## TASK DETAILS:
Below are records; work out how many of their lines contain "title" and give only that number.

^^^^

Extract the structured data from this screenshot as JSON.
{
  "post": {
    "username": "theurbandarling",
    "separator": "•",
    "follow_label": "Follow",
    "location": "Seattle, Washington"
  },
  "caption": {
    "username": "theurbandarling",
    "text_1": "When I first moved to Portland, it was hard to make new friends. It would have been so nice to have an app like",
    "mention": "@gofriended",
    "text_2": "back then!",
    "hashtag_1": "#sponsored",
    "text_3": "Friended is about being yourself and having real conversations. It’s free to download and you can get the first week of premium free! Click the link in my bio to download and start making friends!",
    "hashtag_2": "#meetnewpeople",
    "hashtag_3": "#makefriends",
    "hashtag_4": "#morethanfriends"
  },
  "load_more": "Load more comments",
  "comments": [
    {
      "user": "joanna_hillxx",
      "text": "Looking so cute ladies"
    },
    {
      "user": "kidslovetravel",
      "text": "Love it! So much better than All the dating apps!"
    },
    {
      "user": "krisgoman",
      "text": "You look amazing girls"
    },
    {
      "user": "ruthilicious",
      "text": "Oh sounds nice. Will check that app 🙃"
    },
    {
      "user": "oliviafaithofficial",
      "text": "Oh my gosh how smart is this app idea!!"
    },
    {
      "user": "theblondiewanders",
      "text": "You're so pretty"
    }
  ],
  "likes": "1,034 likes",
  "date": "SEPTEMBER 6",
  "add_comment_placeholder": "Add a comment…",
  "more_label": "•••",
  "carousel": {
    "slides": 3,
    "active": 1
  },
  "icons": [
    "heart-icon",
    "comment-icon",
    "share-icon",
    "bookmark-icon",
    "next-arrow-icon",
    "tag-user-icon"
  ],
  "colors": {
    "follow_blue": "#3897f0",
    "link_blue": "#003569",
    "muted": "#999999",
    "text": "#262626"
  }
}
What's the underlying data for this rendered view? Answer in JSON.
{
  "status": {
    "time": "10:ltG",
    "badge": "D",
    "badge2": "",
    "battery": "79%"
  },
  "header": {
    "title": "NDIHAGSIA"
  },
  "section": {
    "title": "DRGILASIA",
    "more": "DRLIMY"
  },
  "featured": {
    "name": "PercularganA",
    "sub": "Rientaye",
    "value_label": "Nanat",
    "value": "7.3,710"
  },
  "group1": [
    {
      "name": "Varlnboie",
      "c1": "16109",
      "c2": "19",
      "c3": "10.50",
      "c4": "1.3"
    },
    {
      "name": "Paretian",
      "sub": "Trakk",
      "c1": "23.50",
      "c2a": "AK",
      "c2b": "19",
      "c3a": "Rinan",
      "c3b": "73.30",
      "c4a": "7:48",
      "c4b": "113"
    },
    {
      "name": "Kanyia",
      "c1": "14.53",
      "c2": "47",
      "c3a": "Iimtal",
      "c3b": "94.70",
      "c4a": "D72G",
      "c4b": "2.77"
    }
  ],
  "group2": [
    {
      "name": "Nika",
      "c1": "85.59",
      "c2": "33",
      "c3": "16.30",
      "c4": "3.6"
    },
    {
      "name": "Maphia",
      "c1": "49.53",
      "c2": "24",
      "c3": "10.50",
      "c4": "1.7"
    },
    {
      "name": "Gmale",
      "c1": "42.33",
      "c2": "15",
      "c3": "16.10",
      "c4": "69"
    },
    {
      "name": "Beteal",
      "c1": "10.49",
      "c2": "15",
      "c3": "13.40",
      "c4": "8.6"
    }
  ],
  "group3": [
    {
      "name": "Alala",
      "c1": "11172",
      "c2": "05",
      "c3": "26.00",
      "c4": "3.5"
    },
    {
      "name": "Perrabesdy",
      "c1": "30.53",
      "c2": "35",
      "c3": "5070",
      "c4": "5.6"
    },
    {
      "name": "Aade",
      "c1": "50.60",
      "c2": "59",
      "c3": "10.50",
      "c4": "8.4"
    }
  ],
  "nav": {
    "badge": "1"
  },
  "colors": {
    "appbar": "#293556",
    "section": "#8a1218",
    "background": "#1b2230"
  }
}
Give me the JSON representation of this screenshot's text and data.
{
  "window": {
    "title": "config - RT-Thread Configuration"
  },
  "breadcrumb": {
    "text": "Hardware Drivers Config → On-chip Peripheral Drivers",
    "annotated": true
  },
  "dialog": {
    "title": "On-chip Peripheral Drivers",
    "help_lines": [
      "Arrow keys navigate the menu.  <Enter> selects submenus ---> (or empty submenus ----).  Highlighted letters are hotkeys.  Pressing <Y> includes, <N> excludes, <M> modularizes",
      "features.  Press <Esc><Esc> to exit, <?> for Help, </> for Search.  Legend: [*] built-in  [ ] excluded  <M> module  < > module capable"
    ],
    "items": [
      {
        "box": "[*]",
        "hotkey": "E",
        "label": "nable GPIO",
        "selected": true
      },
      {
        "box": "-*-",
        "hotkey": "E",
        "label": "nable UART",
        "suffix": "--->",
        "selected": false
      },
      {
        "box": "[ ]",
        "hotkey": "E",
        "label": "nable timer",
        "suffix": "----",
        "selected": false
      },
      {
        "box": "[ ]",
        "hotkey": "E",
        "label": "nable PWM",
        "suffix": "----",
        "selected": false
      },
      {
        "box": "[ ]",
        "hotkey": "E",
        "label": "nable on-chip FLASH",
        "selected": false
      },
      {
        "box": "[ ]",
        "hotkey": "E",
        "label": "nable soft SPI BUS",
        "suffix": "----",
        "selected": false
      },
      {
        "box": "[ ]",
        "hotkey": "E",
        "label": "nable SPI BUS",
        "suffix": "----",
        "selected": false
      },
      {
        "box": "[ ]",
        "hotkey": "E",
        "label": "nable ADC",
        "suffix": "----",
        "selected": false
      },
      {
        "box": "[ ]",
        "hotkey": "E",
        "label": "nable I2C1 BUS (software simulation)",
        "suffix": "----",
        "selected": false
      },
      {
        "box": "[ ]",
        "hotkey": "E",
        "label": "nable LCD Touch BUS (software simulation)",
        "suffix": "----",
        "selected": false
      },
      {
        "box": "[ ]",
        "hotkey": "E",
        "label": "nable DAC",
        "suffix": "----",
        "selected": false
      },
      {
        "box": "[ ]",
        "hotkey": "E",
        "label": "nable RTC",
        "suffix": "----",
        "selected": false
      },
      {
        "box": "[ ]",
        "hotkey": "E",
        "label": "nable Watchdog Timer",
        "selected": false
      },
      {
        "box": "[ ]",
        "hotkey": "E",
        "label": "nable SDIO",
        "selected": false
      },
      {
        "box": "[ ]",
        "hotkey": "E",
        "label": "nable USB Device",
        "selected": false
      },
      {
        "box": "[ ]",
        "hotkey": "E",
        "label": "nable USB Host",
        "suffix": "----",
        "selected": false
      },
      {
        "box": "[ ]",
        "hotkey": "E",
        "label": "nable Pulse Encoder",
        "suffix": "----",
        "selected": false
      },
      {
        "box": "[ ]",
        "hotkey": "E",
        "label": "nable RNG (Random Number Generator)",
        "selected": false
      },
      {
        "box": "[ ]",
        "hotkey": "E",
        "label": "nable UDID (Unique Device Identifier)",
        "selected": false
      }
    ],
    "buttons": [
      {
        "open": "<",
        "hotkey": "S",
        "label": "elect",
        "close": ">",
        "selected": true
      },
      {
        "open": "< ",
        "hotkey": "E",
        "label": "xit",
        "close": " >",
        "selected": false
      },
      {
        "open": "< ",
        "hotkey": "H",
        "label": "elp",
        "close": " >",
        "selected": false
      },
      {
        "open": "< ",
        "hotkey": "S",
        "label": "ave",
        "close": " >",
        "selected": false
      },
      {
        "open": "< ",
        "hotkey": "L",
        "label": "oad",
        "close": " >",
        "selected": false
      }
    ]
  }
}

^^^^

## ANSWER TO THIS TASK:
4